What you have to do:
Your task is to restate the listing word for word without the pictures.

Supplied data:

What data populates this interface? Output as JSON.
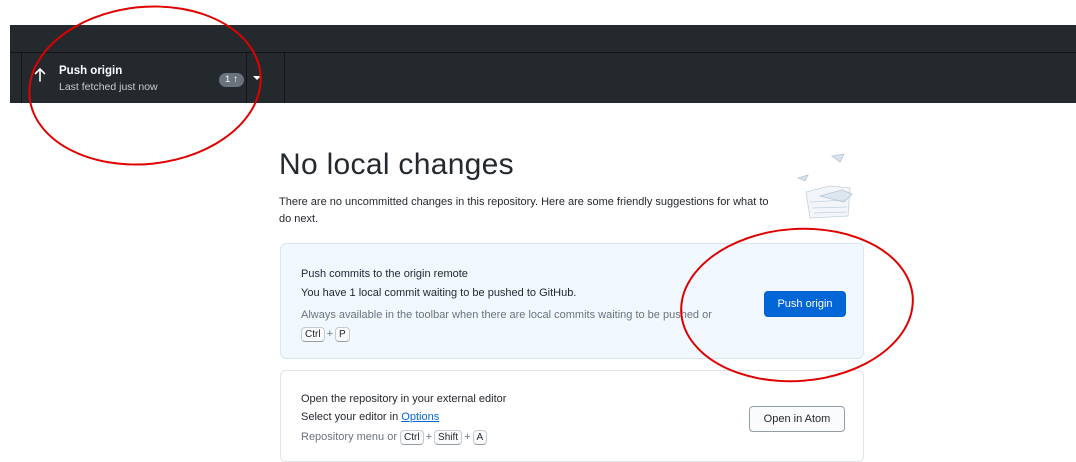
{
  "toolbar": {
    "push_title": "Push origin",
    "push_subtitle": "Last fetched just now",
    "ahead_count": "1",
    "ahead_arrow": "↑"
  },
  "main": {
    "heading": "No local changes",
    "description": "There are no uncommitted changes in this repository. Here are some friendly suggestions for what to do next."
  },
  "push_card": {
    "title": "Push commits to the origin remote",
    "text": "You have 1 local commit waiting to be pushed to GitHub.",
    "hint": "Always available in the toolbar when there are local commits waiting to be pushed or",
    "shortcut_ctrl": "Ctrl",
    "shortcut_plus": "+",
    "shortcut_key": "P",
    "button_label": "Push origin"
  },
  "editor_card": {
    "title": "Open the repository in your external editor",
    "text_prefix": "Select your editor in ",
    "options_link": "Options",
    "hint_prefix": "Repository menu or ",
    "shortcut_ctrl": "Ctrl",
    "shortcut_plus": "+",
    "shortcut_shift": "Shift",
    "shortcut_key": "A",
    "button_label": "Open in Atom"
  },
  "colors": {
    "toolbar_bg": "#24292e",
    "primary_button": "#0366d6",
    "annotation": "#e00000"
  },
  "icons": {
    "push": "arrow-up-icon",
    "dropdown": "caret-down-icon",
    "illustration": "paper-boats-illustration"
  }
}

Final answer:
What data populates this interface? Output as JSON.
{
  "toolbar": {
    "push_title": "Push origin",
    "push_subtitle": "Last fetched just now",
    "ahead_count": "1",
    "ahead_arrow": "↑"
  },
  "main": {
    "heading": "No local changes",
    "description": "There are no uncommitted changes in this repository. Here are some friendly suggestions for what to do next."
  },
  "push_card": {
    "title": "Push commits to the origin remote",
    "text": "You have 1 local commit waiting to be pushed to GitHub.",
    "hint": "Always available in the toolbar when there are local commits waiting to be pushed or",
    "shortcut_ctrl": "Ctrl",
    "shortcut_plus": "+",
    "shortcut_key": "P",
    "button_label": "Push origin"
  },
  "editor_card": {
    "title": "Open the repository in your external editor",
    "text_prefix": "Select your editor in ",
    "options_link": "Options",
    "hint_prefix": "Repository menu or ",
    "shortcut_ctrl": "Ctrl",
    "shortcut_plus": "+",
    "shortcut_shift": "Shift",
    "shortcut_key": "A",
    "button_label": "Open in Atom"
  },
  "colors": {
    "toolbar_bg": "#24292e",
    "primary_button": "#0366d6",
    "annotation": "#e00000"
  },
  "icons": {
    "push": "arrow-up-icon",
    "dropdown": "caret-down-icon",
    "illustration": "paper-boats-illustration"
  }
}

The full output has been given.